## PROBLEM DESCRIPTION:
Which lines in the records below hold the word "title"? Copy each of them.

[Opening PROVIDED RECORDS section]

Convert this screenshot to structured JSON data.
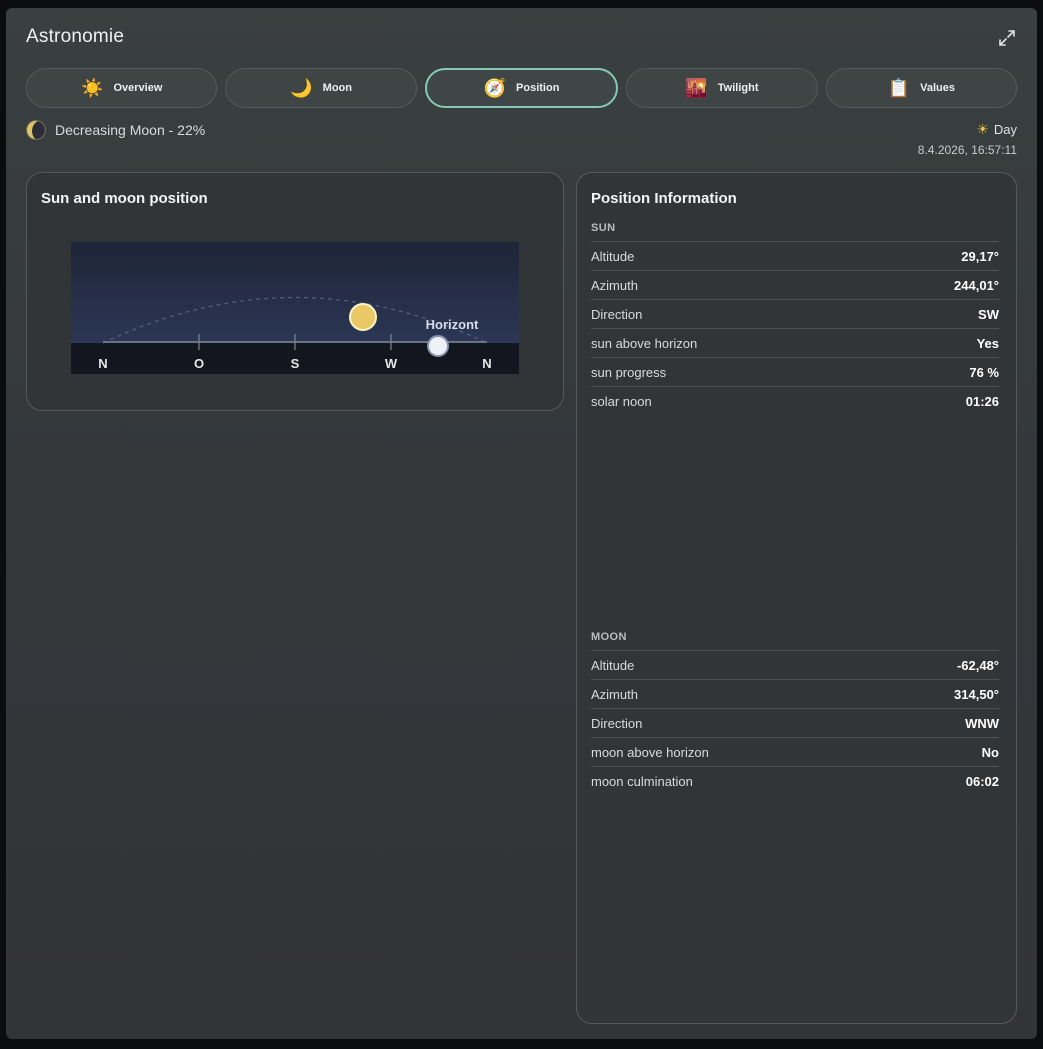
{
  "header": {
    "title": "Astronomie"
  },
  "tabs": [
    {
      "label": "Overview",
      "icon": "sun-icon"
    },
    {
      "label": "Moon",
      "icon": "crescent-moon-icon"
    },
    {
      "label": "Position",
      "icon": "compass-icon",
      "active": true
    },
    {
      "label": "Twilight",
      "icon": "twilight-icon"
    },
    {
      "label": "Values",
      "icon": "clipboard-icon"
    }
  ],
  "status": {
    "moon_phase": "Decreasing Moon - 22%",
    "day_state": "Day",
    "datetime": "8.4.2026, 16:57:11"
  },
  "left_panel": {
    "title": "Sun and moon position",
    "horizon_label": "Horizont",
    "compass": [
      "N",
      "O",
      "S",
      "W",
      "N"
    ]
  },
  "right_panel": {
    "title": "Position Information",
    "sun": {
      "label": "SUN",
      "rows": [
        {
          "key": "Altitude",
          "value": "29,17°"
        },
        {
          "key": "Azimuth",
          "value": "244,01°"
        },
        {
          "key": "Direction",
          "value": "SW"
        },
        {
          "key": "sun above horizon",
          "value": "Yes"
        },
        {
          "key": "sun progress",
          "value": "76 %"
        },
        {
          "key": "solar noon",
          "value": "01:26"
        }
      ]
    },
    "moon": {
      "label": "MOON",
      "rows": [
        {
          "key": "Altitude",
          "value": "-62,48°"
        },
        {
          "key": "Azimuth",
          "value": "314,50°"
        },
        {
          "key": "Direction",
          "value": "WNW"
        },
        {
          "key": "moon above horizon",
          "value": "No"
        },
        {
          "key": "moon culmination",
          "value": "06:02"
        }
      ]
    }
  },
  "colors": {
    "accent": "#86c9b5",
    "sun": "#eac864",
    "moon": "#eef1f8",
    "sky_top": "#1f2538",
    "sky_bottom": "#2b3755"
  }
}
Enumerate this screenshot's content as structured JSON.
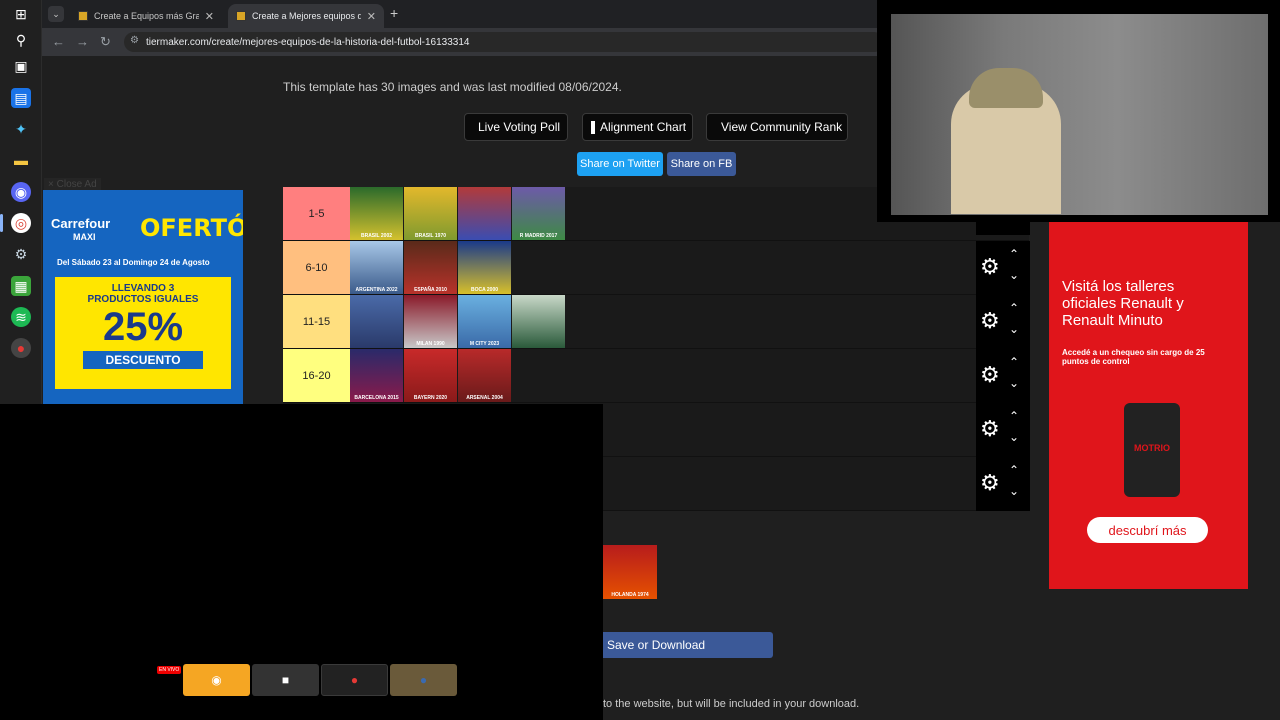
{
  "tabs": [
    {
      "title": "Create a Equipos más Grandes"
    },
    {
      "title": "Create a Mejores equipos de la"
    }
  ],
  "url": "tiermaker.com/create/mejores-equipos-de-la-historia-del-futbol-16133314",
  "template_info": "This template has 30 images and was last modified 08/06/2024.",
  "actions": {
    "live_voting": "Live Voting Poll",
    "alignment_chart": "Alignment Chart",
    "community_rank": "View Community Rank",
    "share_twitter": "Share on Twitter",
    "share_fb": "Share on FB"
  },
  "close_ad": "Close Ad",
  "carrefour_ad": {
    "brand": "Carrefour",
    "brand_sub": "MAXI",
    "headline": "OFERTÓN",
    "dates": "Del Sábado 23 al Domingo 24 de Agosto",
    "promo_line1": "LLEVANDO 3",
    "promo_line2": "PRODUCTOS IGUALES",
    "percent": "25%",
    "descuento": "DESCUENTO"
  },
  "renault_ad": {
    "headline": "Visitá los talleres oficiales Renault y Renault Minuto",
    "sub": "Accedé a un chequeo sin cargo de 25 puntos de control",
    "product": "MOTRIO",
    "cta": "descubrí más"
  },
  "tiers": [
    {
      "label": "1-5",
      "color": "#ff7f7f",
      "items": [
        "BRASIL 2002",
        "BRASIL 1970",
        "",
        "R MADRID 2017"
      ]
    },
    {
      "label": "6-10",
      "color": "#ffbf7f",
      "items": [
        "ARGENTINA 2022",
        "ESPAÑA 2010",
        "BOCA 2000"
      ]
    },
    {
      "label": "11-15",
      "color": "#ffdf7f",
      "items": [
        "",
        "MILAN 1990",
        "M CITY 2023",
        ""
      ]
    },
    {
      "label": "16-20",
      "color": "#ffff7f",
      "items": [
        "BARCELONA 2015",
        "BAYERN 2020",
        "ARSENAL 2004"
      ]
    },
    {
      "label": "",
      "color": "#bfff7f",
      "items": []
    },
    {
      "label": "",
      "color": "#7fff7f",
      "items": []
    }
  ],
  "leftover_item": "HOLANDA 1974",
  "save_button": "Save or Download",
  "bottom_note": "to the website, but will be included in your download.",
  "discord": {
    "live_badge": "EN VIVO"
  }
}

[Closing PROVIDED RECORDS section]

## ANSWER TO THIS TASK:
    "title": "Astronomie"
    "title": "Sun and moon position",
    "title": "Position Information",
      "title": "Create a Equipos más Grandes"
      "title": "Create a Mejores equipos de la"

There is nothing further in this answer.